JEFFERSON CITY, Mo. (AP) — Lawmakers are considering whether to allow police in all Missouri municipalities to reside outside the cities where they live.

A House bill initially introduced to lift the residency requirements for officers in St. Louis was expanded Tuesday to include all Missouri cities, despite opposition from Kansas City leaders, The Kansas City Star reported.

Many cities currently require all law enforcement officers to live within city limits. St. Louis supports lifting the residency requirements, in part because the police department is 100 officers short.

In Kansas City, officers must live in the city one year before beginning employment, and civilian workers have nine months to move into the city.

Attorney General Eric Schmitt supports lifting residency requirements, contending it would help recruit and retain officers and help fight violent crime. The mayor and police chief of St. Louis also support the bill, after local efforts to change the requirements were defeated by the city’s aldermen.

Kansas City leaders testified last week they opposed lifting residency requirements. Lobbyist Nancy Giddens testified that Kansas City is 319 square miles, has diverse neighborhoods and 14 school districts within city limits. The city of St. Louis encompasses 62 square miles.

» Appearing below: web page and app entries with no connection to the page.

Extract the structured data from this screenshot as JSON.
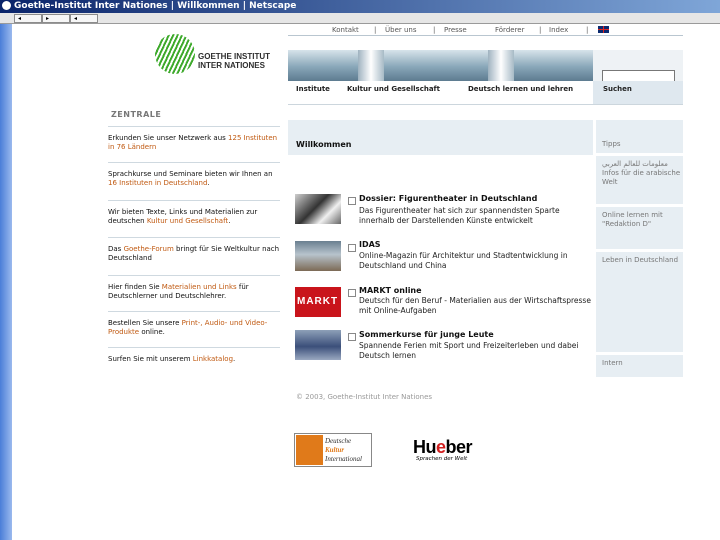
{
  "browser": {
    "title": "Goethe-Institut Inter Nationes | Willkommen | Netscape",
    "back_label": "◂",
    "forward_label": "▸",
    "reload_label": "◂"
  },
  "top_links": [
    "Kontakt",
    "|",
    "Über uns",
    "|",
    "Presse",
    "Förderer",
    "|",
    "Index",
    "|"
  ],
  "logo": {
    "line1": "GOETHE INSTITUT",
    "line2": "INTER NATIONES"
  },
  "main_nav": [
    "Institute",
    "Kultur und Gesellschaft",
    "Deutsch lernen und lehren"
  ],
  "search_label": "Suchen",
  "sidebar_title": "ZENTRALE",
  "left_items": [
    {
      "pre": "Erkunden Sie unser Netzwerk aus ",
      "hl": "125 Instituten in 76 Ländern",
      "post": ""
    },
    {
      "pre": "Sprachkurse und Seminare bieten wir Ihnen an ",
      "hl": "16 Instituten in Deutschland",
      "post": "."
    },
    {
      "pre": "Wir bieten Texte, Links und Materialien zur deutschen ",
      "hl": "Kultur und Gesellschaft",
      "post": "."
    },
    {
      "pre": "Das ",
      "hl": "Goethe-Forum",
      "post": " bringt für Sie Weltkultur nach Deutschland"
    },
    {
      "pre": "Hier finden Sie ",
      "hl": "Materialien und Links",
      "post": " für Deutschlerner und Deutschlehrer."
    },
    {
      "pre": "Bestellen Sie unsere ",
      "hl": "Print-, Audio- und Video-Produkte",
      "post": " online."
    },
    {
      "pre": "Surfen Sie mit unserem ",
      "hl": "Linkkatalog",
      "post": "."
    }
  ],
  "welcome": "Willkommen",
  "news": [
    {
      "title": "Dossier: Figurentheater in Deutschland",
      "body": "Das Figurentheater hat sich zur spannendsten Sparte innerhalb der Darstellenden Künste entwickelt"
    },
    {
      "title": "IDAS",
      "body": "Online-Magazin für Architektur und Stadtentwicklung in Deutschland und China"
    },
    {
      "title": "MARKT online",
      "body": "Deutsch für den Beruf - Materialien aus der Wirtschaftspresse mit Online-Aufgaben",
      "thumb_label": "MARKT"
    },
    {
      "title": "Sommerkurse für junge Leute",
      "body": "Spannende Ferien mit Sport und Freizeiterleben und dabei Deutsch lernen"
    }
  ],
  "right_items": [
    {
      "text": "Tipps"
    },
    {
      "text": "معلومات للعالم العربي Infos für die arabische Welt"
    },
    {
      "text": "Online lernen mit \"Redaktion D\""
    },
    {
      "text": "Leben in Deutschland"
    },
    {
      "text": "Intern"
    }
  ],
  "copyright": "© 2003, Goethe-Institut Inter Nationes",
  "partners": {
    "dki_lines": [
      "Deutsche",
      "Kultur",
      "International"
    ],
    "hueber_main_a": "Hu",
    "hueber_main_e": "e",
    "hueber_main_b": "ber",
    "hueber_sub": "Sprachen der Welt"
  },
  "colors": {
    "accent": "#c05a12",
    "logo_green": "#3faa2d",
    "panel": "#e7eef3"
  }
}
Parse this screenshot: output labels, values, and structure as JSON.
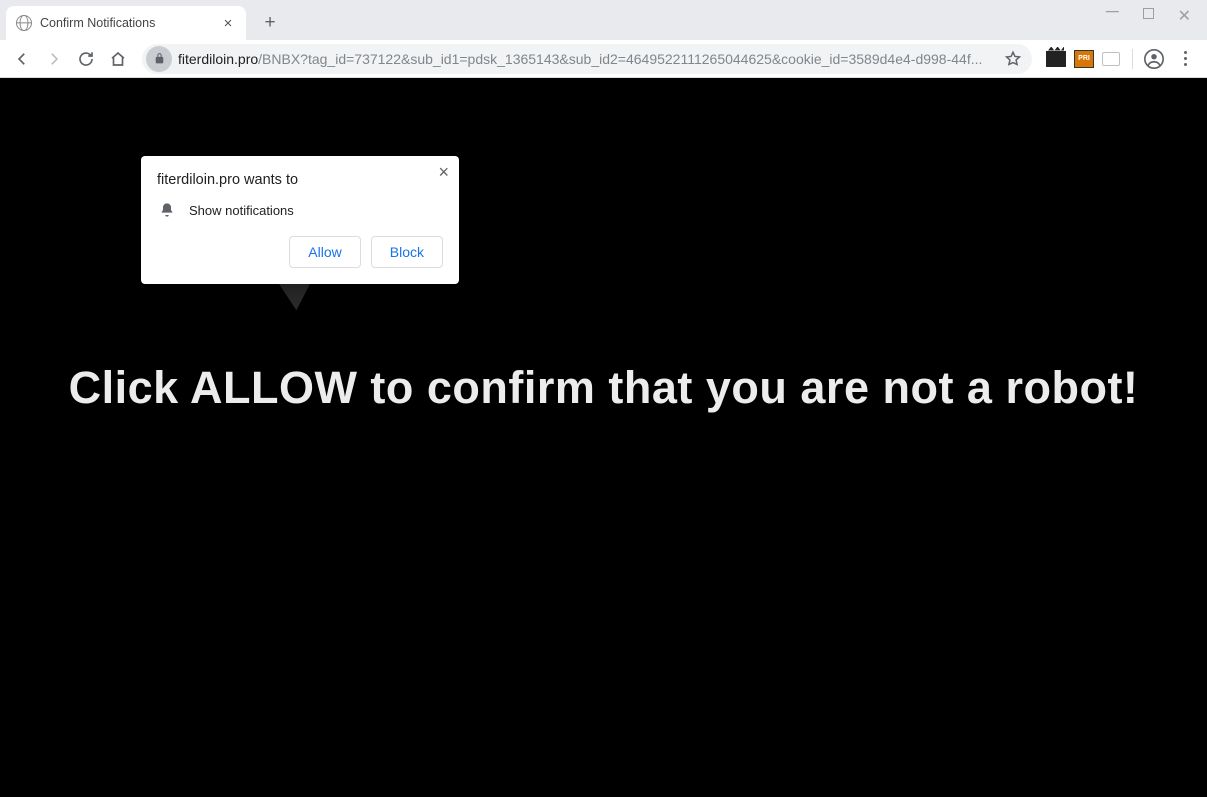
{
  "tab": {
    "title": "Confirm Notifications"
  },
  "omnibox": {
    "domain": "fiterdiloin.pro",
    "path": "/BNBX?tag_id=737122&sub_id1=pdsk_1365143&sub_id2=4649522111265044625&cookie_id=3589d4e4-d998-44f..."
  },
  "ext2_label": "PRI",
  "prompt": {
    "title": "fiterdiloin.pro wants to",
    "permission": "Show notifications",
    "allow": "Allow",
    "block": "Block"
  },
  "page": {
    "headline": "Click ALLOW to confirm that you are not a robot!"
  }
}
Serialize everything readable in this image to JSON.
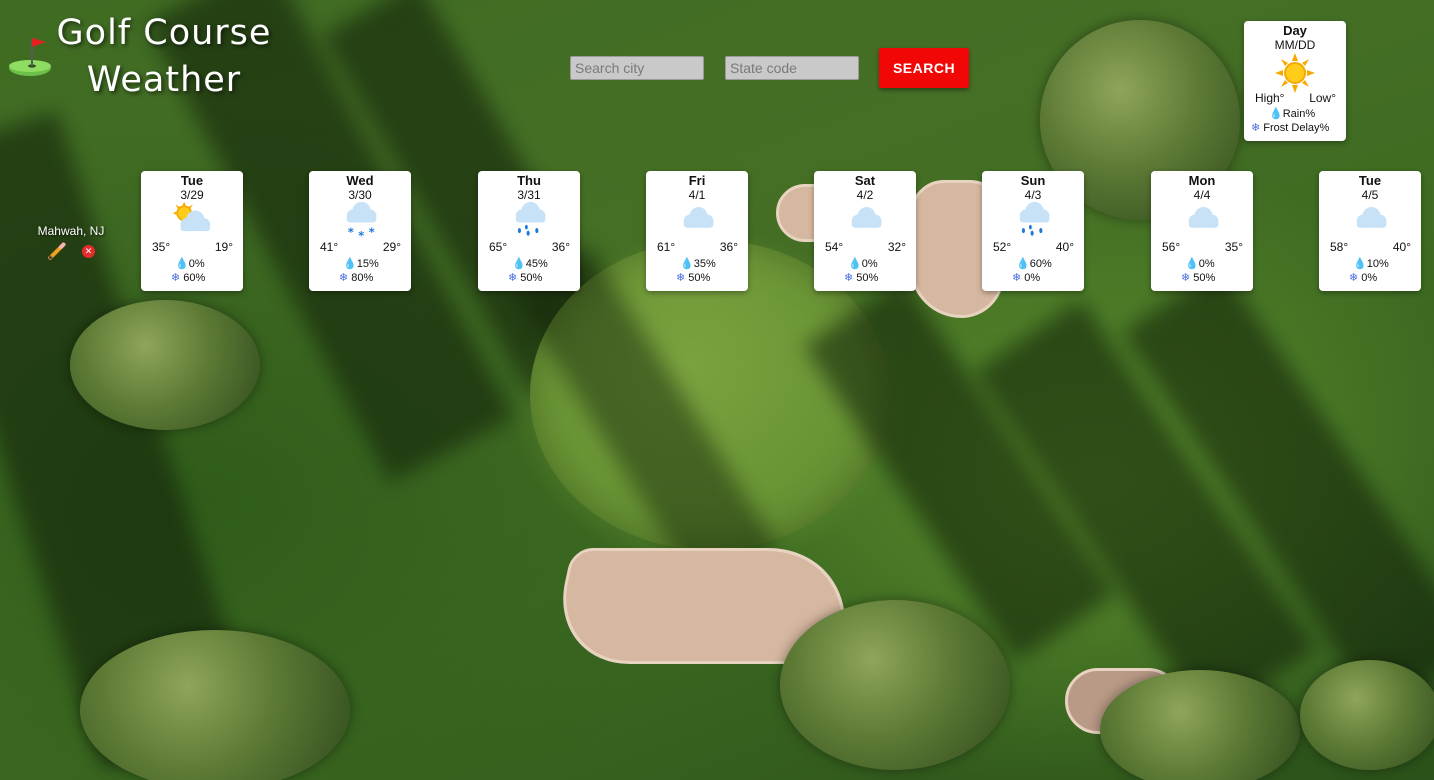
{
  "header": {
    "title_line1": "Golf Course",
    "title_line2": "Weather",
    "logo_icon": "golf-flag-icon"
  },
  "search": {
    "city_placeholder": "Search city",
    "state_placeholder": "State code",
    "button_label": "SEARCH",
    "button_color": "#f20707"
  },
  "legend": {
    "day": "Day",
    "date": "MM/DD",
    "icon": "sun-icon",
    "high": "High°",
    "low": "Low°",
    "rain": "Rain%",
    "frost": "Frost Delay%"
  },
  "saved_location": {
    "name": "Mahwah, NJ",
    "edit_icon": "pencil-icon",
    "delete_icon": "close-icon"
  },
  "forecast": [
    {
      "day": "Tue",
      "date": "3/29",
      "icon": "partly-cloudy-icon",
      "high": "35°",
      "low": "19°",
      "rain": "0%",
      "frost": "60%"
    },
    {
      "day": "Wed",
      "date": "3/30",
      "icon": "snow-icon",
      "high": "41°",
      "low": "29°",
      "rain": "15%",
      "frost": "80%"
    },
    {
      "day": "Thu",
      "date": "3/31",
      "icon": "rain-icon",
      "high": "65°",
      "low": "36°",
      "rain": "45%",
      "frost": "50%"
    },
    {
      "day": "Fri",
      "date": "4/1",
      "icon": "cloud-icon",
      "high": "61°",
      "low": "36°",
      "rain": "35%",
      "frost": "50%"
    },
    {
      "day": "Sat",
      "date": "4/2",
      "icon": "cloud-icon",
      "high": "54°",
      "low": "32°",
      "rain": "0%",
      "frost": "50%"
    },
    {
      "day": "Sun",
      "date": "4/3",
      "icon": "rain-icon",
      "high": "52°",
      "low": "40°",
      "rain": "60%",
      "frost": "0%"
    },
    {
      "day": "Mon",
      "date": "4/4",
      "icon": "cloud-icon",
      "high": "56°",
      "low": "35°",
      "rain": "0%",
      "frost": "50%"
    },
    {
      "day": "Tue",
      "date": "4/5",
      "icon": "cloud-icon",
      "high": "58°",
      "low": "40°",
      "rain": "10%",
      "frost": "0%"
    }
  ]
}
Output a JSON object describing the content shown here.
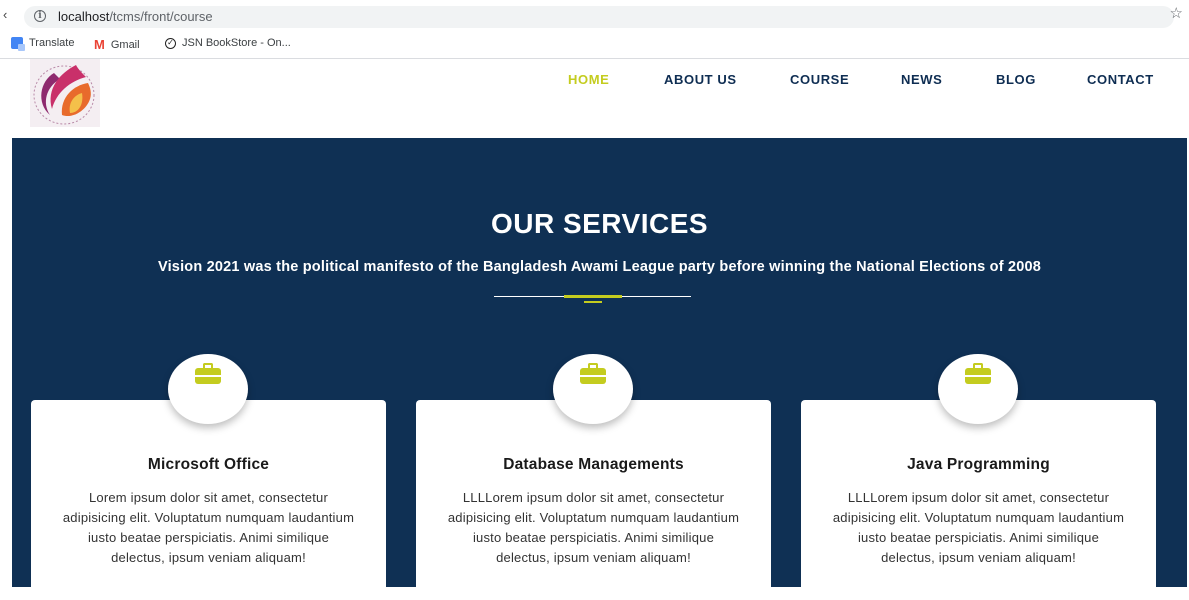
{
  "browser": {
    "back_glyph": "‹",
    "url_host": "localhost",
    "url_path": "/tcms/front/course",
    "bookmarks": [
      "Translate",
      "Gmail",
      "JSN BookStore - On..."
    ]
  },
  "nav": {
    "items": [
      "HOME",
      "ABOUT US",
      "COURSE",
      "NEWS",
      "BLOG",
      "CONTACT"
    ],
    "active": "HOME"
  },
  "hero": {
    "title": "OUR SERVICES",
    "subtitle": "Vision 2021 was the political manifesto of the Bangladesh Awami League party before winning the National Elections of 2008"
  },
  "cards": [
    {
      "icon": "briefcase-icon",
      "title": "Microsoft Office",
      "text": "Lorem ipsum dolor sit amet, consectetur adipisicing elit. Voluptatum numquam laudantium iusto beatae perspiciatis. Animi similique delectus, ipsum veniam aliquam!"
    },
    {
      "icon": "briefcase-icon",
      "title": "Database Managements",
      "text": "LLLLorem ipsum dolor sit amet, consectetur adipisicing elit. Voluptatum numquam laudantium iusto beatae perspiciatis. Animi similique delectus, ipsum veniam aliquam!"
    },
    {
      "icon": "briefcase-icon",
      "title": "Java Programming",
      "text": "LLLLorem ipsum dolor sit amet, consectetur adipisicing elit. Voluptatum numquam laudantium iusto beatae perspiciatis. Animi similique delectus, ipsum veniam aliquam!"
    }
  ],
  "colors": {
    "accent": "#c4cc1f",
    "hero_bg": "#0f3054",
    "nav_text": "#0e2d52"
  }
}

Kansas City also has fewer recruitment and turnover problems than St. Louis, she said.

State Rep. Nick Schroer, a St. Louis-area Republican who sits on the House Judiciary Committee, introduced the amendment to expand the bill. He said if removing the police residency requirements helped St. Louis, the principle should apply statewide. Police officers would still have to live within an hour’s response time.

He said the Fraternal Order of Police and police officers support the change.

The bill’s sponsor, state Rep. Ron Hicks,supports a statewide prohibition on residency requirements but said he left Kansas City out of the bill because Kansas City Mayor Quinton Lucas opposed it.

The Judiciary Committee approved the amendment on a voice vote and the bill now heads to the House floor.